  • (Score: 3, Interesting) by richtopia on Thursday February 14 2019, @12:41AM

    by richtopia (3160) on Thursday February 14 2019, @12:41AM (#800803) Homepage Journal

    I'm a gardener and follow an urban farmer on YouTube for inspiration. From what I've seen, many installations are actually suburban; taking advantage of back yards or vacant plots.

    I doubt these systems can replace all of the calories consumed by a city. However, they can be beneficial in other ways:
    1. Reduce transport costs by producing near consumption
    2. Reduce duration between harvest and consumption. This helps with nutritional content and spoilage
    3. Enable debt-free farming. Competing with factory farms is very difficult for new entrants to the industry. Urban farms typically are on borrowed/leased land with hand tools or small machinery reducing the capital investment

  • (Score: 1) by Gault.Drakkor on Thursday February 14 2019, @01:30AM (2 children)

    by Gault.Drakkor (1079) on Thursday February 14 2019, @01:30AM (#800822)

    What I am wondering is if there will be quantity and quality in it

    Quantity maybe, depends on how much automation and 3d stacking is done.

    Quality, potentially FAR higher.
    Many fruits and vegetables have a narrow window of best before.
    Can you imagine going and purchasing produce that was picked hours / minutes before you purchased it?

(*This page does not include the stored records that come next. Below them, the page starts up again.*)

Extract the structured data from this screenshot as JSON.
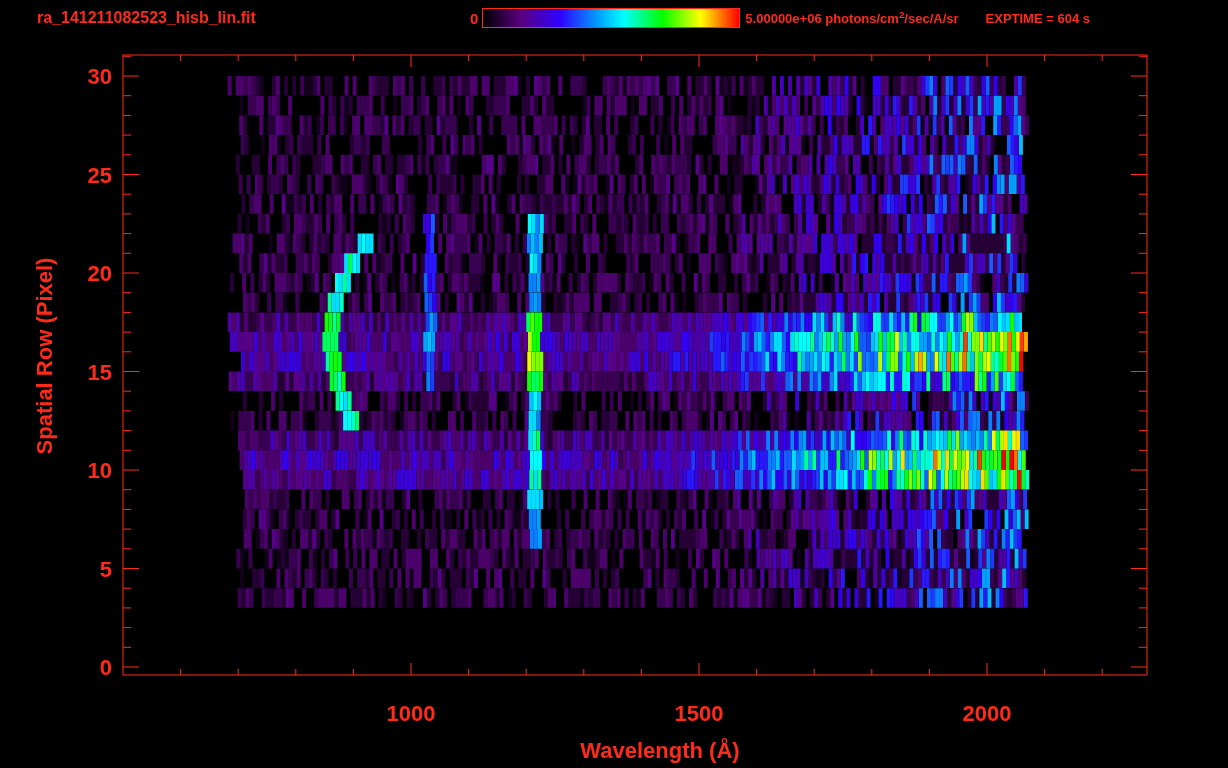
{
  "header": {
    "title": "ra_141211082523_hisb_lin.fit",
    "colorbar_min": "0",
    "colorbar_max": "5.00000e+06 photons/cm$^{2}$/sec/A/sr",
    "exposure": "EXPTIME = 604 s"
  },
  "plot": {
    "x_axis": {
      "label": "Wavelength (Å)",
      "tick_labels": [
        "1000",
        "1500",
        "2000"
      ]
    },
    "y_axis": {
      "label": "Spatial Row (Pixel)",
      "tick_labels": [
        "30",
        "25",
        "20",
        "15",
        "10",
        "5",
        "0"
      ]
    }
  }
}
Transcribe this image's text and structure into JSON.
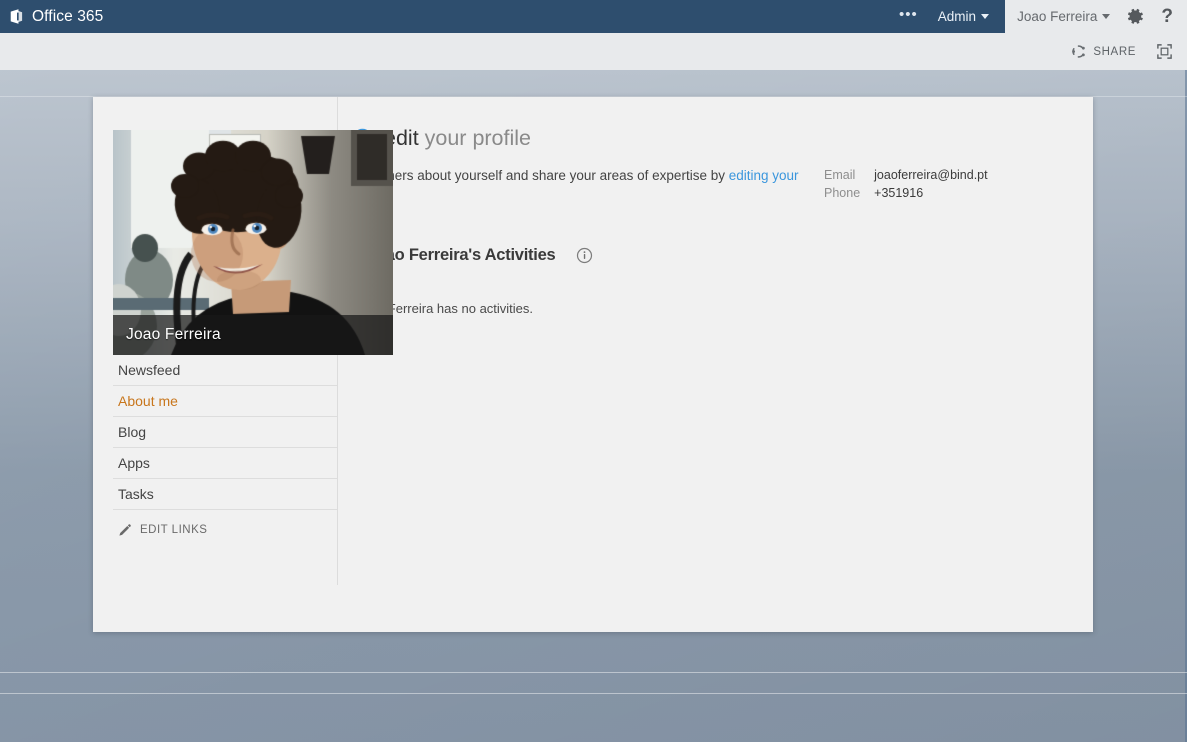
{
  "suitebar": {
    "brand": "Office 365",
    "brand_icon": "office-logo-icon",
    "ellipsis": "•••",
    "admin_label": "Admin",
    "user_name": "Joao Ferreira",
    "settings_icon": "gear-icon",
    "help_icon": "help-icon",
    "help_glyph": "?",
    "background_color": "#2e4e6e",
    "right_background_color": "#e8eaec"
  },
  "commandbar": {
    "share_label": "SHARE",
    "share_icon": "share-icon",
    "focus_icon": "focus-on-content-icon"
  },
  "profile": {
    "photo_caption": "Joao Ferreira",
    "photo_alt": "profile-photo"
  },
  "nav": {
    "items": [
      {
        "label": "Newsfeed",
        "active": false
      },
      {
        "label": "About me",
        "active": true
      },
      {
        "label": "Blog",
        "active": false
      },
      {
        "label": "Apps",
        "active": false
      },
      {
        "label": "Tasks",
        "active": false
      }
    ],
    "edit_links_label": "EDIT LINKS",
    "edit_links_icon": "pencil-icon",
    "active_color": "#c8761c"
  },
  "main": {
    "edit_icon": "edit-profile-circle-icon",
    "heading_strong": "edit",
    "heading_rest": " your profile",
    "blurb_prefix": "Tell others about yourself and share your areas of expertise by ",
    "blurb_link": "editing your profile",
    "blurb_suffix": ".",
    "link_color": "#3a96dd",
    "contact": [
      {
        "label": "Email",
        "value": "joaoferreira@bind.pt"
      },
      {
        "label": "Phone",
        "value": "+351916"
      }
    ],
    "activities_title": "Joao Ferreira's Activities",
    "activities_info_icon": "info-icon",
    "activities_empty": "Joao Ferreira has no activities."
  }
}
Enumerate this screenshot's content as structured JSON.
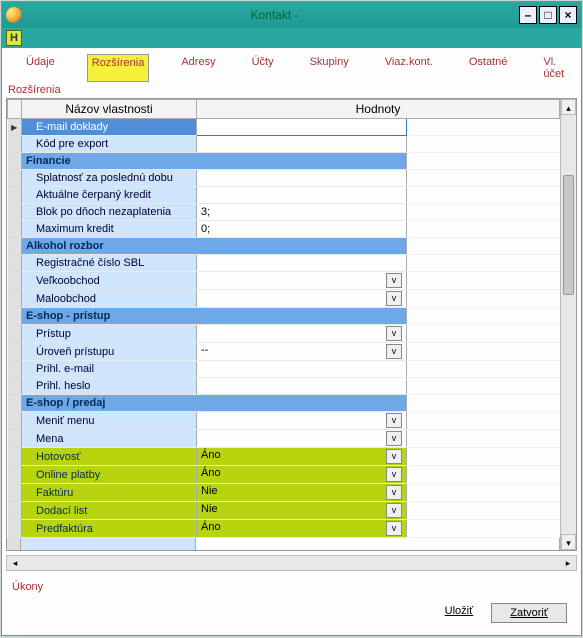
{
  "window": {
    "title": "Kontakt -"
  },
  "toolbar": {
    "h_button": "H"
  },
  "tabs": {
    "items": [
      {
        "label": "Údaje"
      },
      {
        "label": "Rozšírenia"
      },
      {
        "label": "Adresy"
      },
      {
        "label": "Účty"
      },
      {
        "label": "Skupiny"
      },
      {
        "label": "Viaz.kont."
      },
      {
        "label": "Ostatné"
      },
      {
        "label": "Vl. účet"
      }
    ],
    "section_label": "Rozšírenia"
  },
  "grid": {
    "header_name": "Názov vlastnosti",
    "header_value": "Hodnoty",
    "rows": [
      {
        "type": "item",
        "name": "E-mail doklady",
        "value": "",
        "selected": true,
        "editing": true
      },
      {
        "type": "item",
        "name": "Kód pre export",
        "value": ""
      },
      {
        "type": "group",
        "name": "Financie"
      },
      {
        "type": "item",
        "name": "Splatnosť za poslednú dobu",
        "value": ""
      },
      {
        "type": "item",
        "name": "Aktuálne čerpaný kredit",
        "value": ""
      },
      {
        "type": "item",
        "name": "Blok po dňoch nezaplatenia",
        "value": "3;"
      },
      {
        "type": "item",
        "name": "Maximum kredit",
        "value": "0;"
      },
      {
        "type": "group",
        "name": "Alkohol rozbor"
      },
      {
        "type": "item",
        "name": "Registračné číslo SBL",
        "value": ""
      },
      {
        "type": "item",
        "name": "Veľkoobchod",
        "value": "",
        "dropdown": true
      },
      {
        "type": "item",
        "name": "Maloobchod",
        "value": "",
        "dropdown": true
      },
      {
        "type": "group",
        "name": "E-shop - prístup"
      },
      {
        "type": "item",
        "name": "Prístup",
        "value": "",
        "dropdown": true
      },
      {
        "type": "item",
        "name": "Úroveň prístupu",
        "value": "--",
        "dropdown": true
      },
      {
        "type": "item",
        "name": "Prihl. e-mail",
        "value": ""
      },
      {
        "type": "item",
        "name": "Prihl. heslo",
        "value": ""
      },
      {
        "type": "group",
        "name": "E-shop / predaj"
      },
      {
        "type": "item",
        "name": "Meniť menu",
        "value": "",
        "dropdown": true
      },
      {
        "type": "item",
        "name": "Mena",
        "value": "",
        "dropdown": true,
        "highlight_start": true
      },
      {
        "type": "item",
        "name": "Hotovosť",
        "value": "Áno",
        "dropdown": true,
        "highlight": true
      },
      {
        "type": "item",
        "name": "Online platby",
        "value": "Áno",
        "dropdown": true,
        "highlight": true
      },
      {
        "type": "item",
        "name": "Faktúru",
        "value": "Nie",
        "dropdown": true,
        "highlight": true
      },
      {
        "type": "item",
        "name": "Dodací list",
        "value": "Nie",
        "dropdown": true,
        "highlight": true
      },
      {
        "type": "item",
        "name": "Predfaktúra",
        "value": "Áno",
        "dropdown": true,
        "highlight": true
      }
    ]
  },
  "footer": {
    "ukony": "Úkony",
    "save": "Uložiť",
    "close": "Zatvoriť"
  }
}
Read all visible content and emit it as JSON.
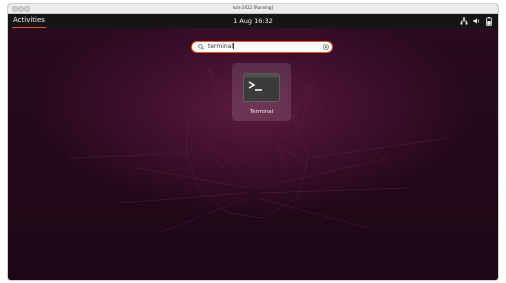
{
  "window": {
    "title": "ksis-2022 [Running]"
  },
  "topbar": {
    "activities_label": "Activities",
    "clock": "1 Aug  16:32",
    "tray_icons": [
      "network-icon",
      "volume-icon",
      "battery-icon"
    ]
  },
  "search": {
    "query": "terminal",
    "icon": "search-icon",
    "clear_icon": "clear-icon"
  },
  "results": [
    {
      "label": "Terminal",
      "icon": "terminal-icon",
      "selected": true
    }
  ],
  "colors": {
    "accent": "#e95420",
    "topbar": "#151515",
    "background": "#2c0b22"
  }
}
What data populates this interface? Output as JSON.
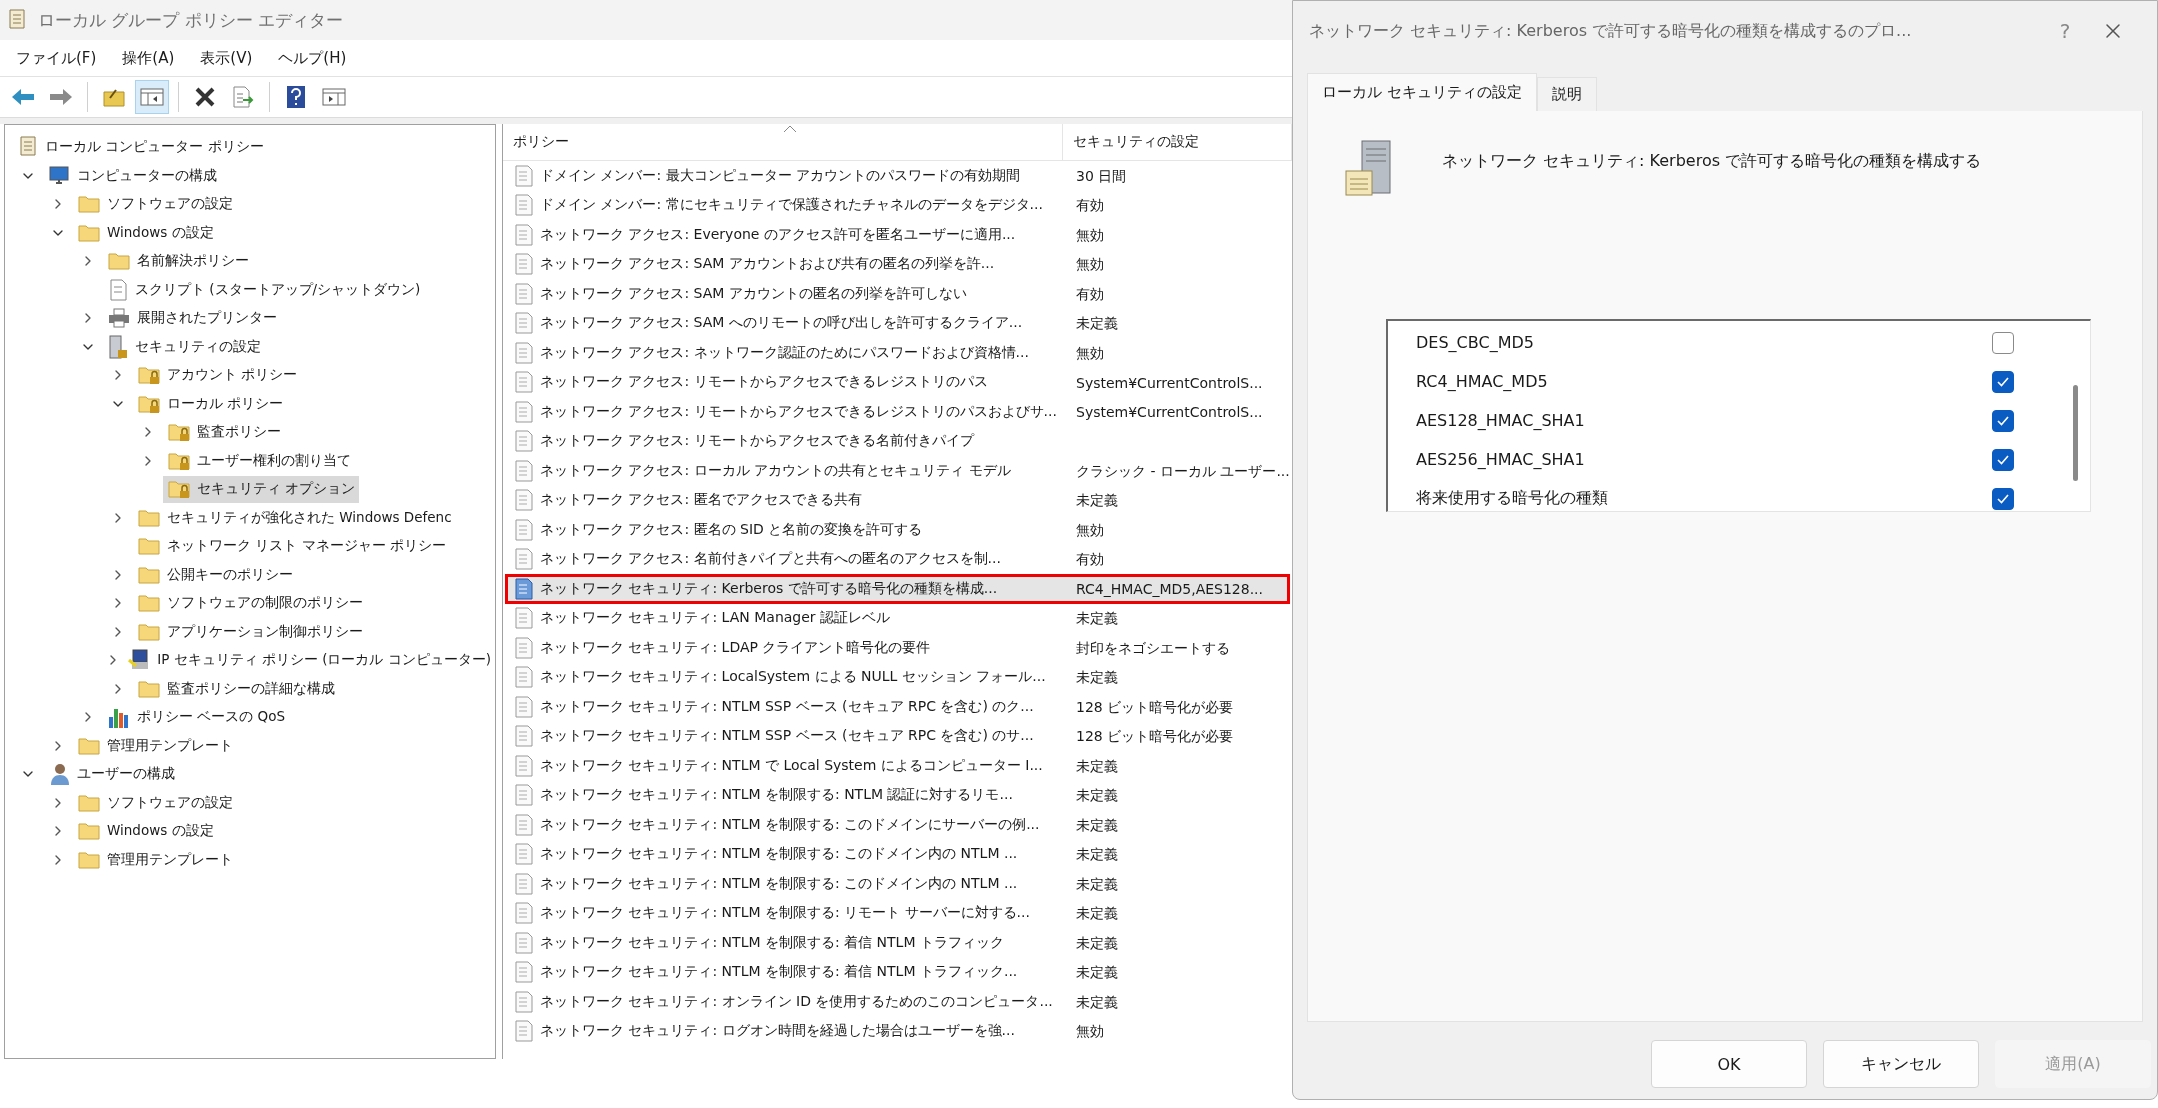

    Current industrial crops are being pushed to narrow ripeness windows so that crops can be harvested one shot. Many crops produce more if you do partial picking of what is currently ready. Robotic (or manual) pick on demand can increase quantity and quality.

    Many cultivars(tomatoes, mangoes, bananas) that are found in the stores are the ones that ship well. If you are growing locally you can grow the best tasting cultivars that don't ship because you are not shipping the produce. This could be a marketing thing for a urban farmer.

    There is definite potential for quality boosting with urban agriculture.

    • (Score: 0) by Anonymous Coward on Thursday February 14 2019, @02:33AM

      by Anonymous Coward on Thursday February 14 2019, @02:33AM (#800840)

      Many fruits and vegetables have a narrow window of best before. Can you imagine going and purchasing produce that was picked hours / minutes before you purchased it?

      Sounds great, except you then can only get the produce that was just picked.

      Today's dinner: rhubarb, with a side of rhubarb and rhubarb pie for dessert!

    • (Score: 2) by MichaelDavidCrawford on Thursday February 14 2019, @10:47AM

      by MichaelDavidCrawford (2339) Subscriber Badge <mdcrawford@gmail.com> on Thursday February 14 2019, @10:47AM (#800946) Homepage Journal

      but not at all in California.

      The grocery stores here have all manner of apples that I've never seen anywhere else.

      --
      Yes I Have No Bananas. [gofundme.com]
  • (Score: 2) by MichaelDavidCrawford on Thursday February 14 2019, @10:37AM

    by MichaelDavidCrawford (2339) Subscriber Badge <mdcrawford@gmail.com> on Thursday February 14 2019, @10:37AM (#800942) Homepage Journal

    -ms.

    Just pick up a Loompanix book.

    --
    Yes I Have No Bananas. [gofundme.com]